Several opposition politicians accused the government of failing to properly investigate the incident, prompting the Supreme Court to open the case. During a hearing on Thursday, the court asked the Uttar Pradesh government to provide a status report on the investigation announced earlier that day.
Mishra told local news outlets earlier this week that the vehicle was his but denied that his son was in it.
He said his driver and three members of the ruling Bharatiya Janata Party (BJP) who were in the car were killed by protesters in violence that broke out after the incident, according to The Associated Press.
NBC News contacted Mishra and the police, but they did not respond immediately. NBC News was unable to contact Ashish Mishra.
India’s farmers are demonstrating against three agricultural laws that they say will ruin their livelihoods and make them open to exploitation by large corporations.
The reforms passed in September last year relaxed the rules for selling and pricing products that protected farmers from an unrestricted free market for decades. Modi said the laws were necessary for modernization.
Tens of thousands of farmers camped on the streets of the Indian capital New Delhi for months and blocked main roads and highways in protest. The demonstrations subsided earlier this year as the country suffered a devastating second wave of coronavirus infections.
The Supreme Court suspended the law in January, but farming groups continue to call for the law to be repealed completely.
The protests present a rare challenge to the BJP, which is trying to stay in power in next year’s state elections in Uttar Pradesh, India’s most populous state.
Farmers are the most influential electoral bloc in India and an important part of its economy, so further angering them could cost the BJP a significant number of votes.
After the violence on Sunday, authorities in the region temporarily shut down internet services and banned some politicians from entering the city as tensions ebbed.

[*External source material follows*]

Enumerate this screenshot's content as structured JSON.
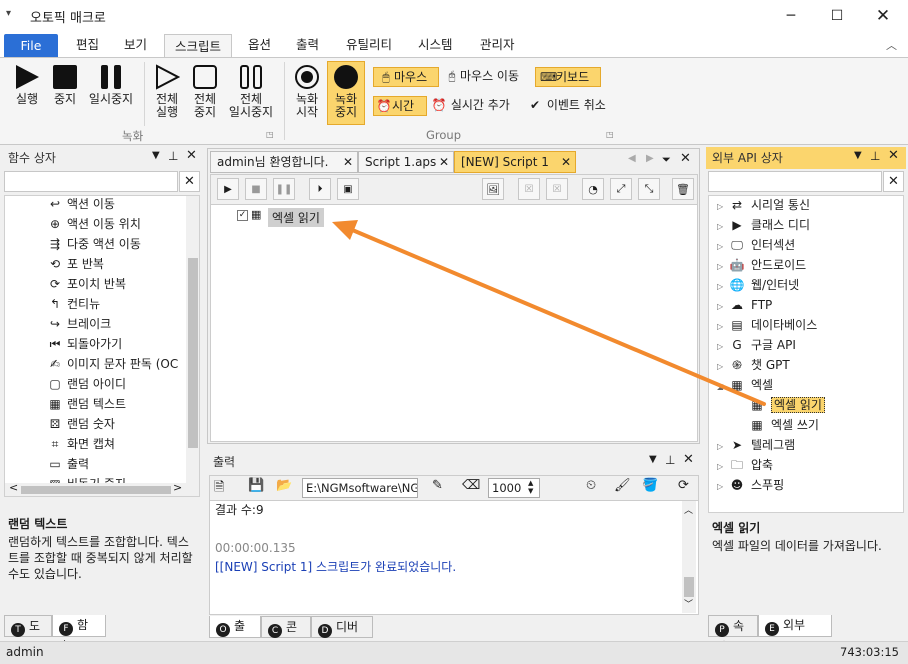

Farmers groups said they would step up their protests in response to the deaths.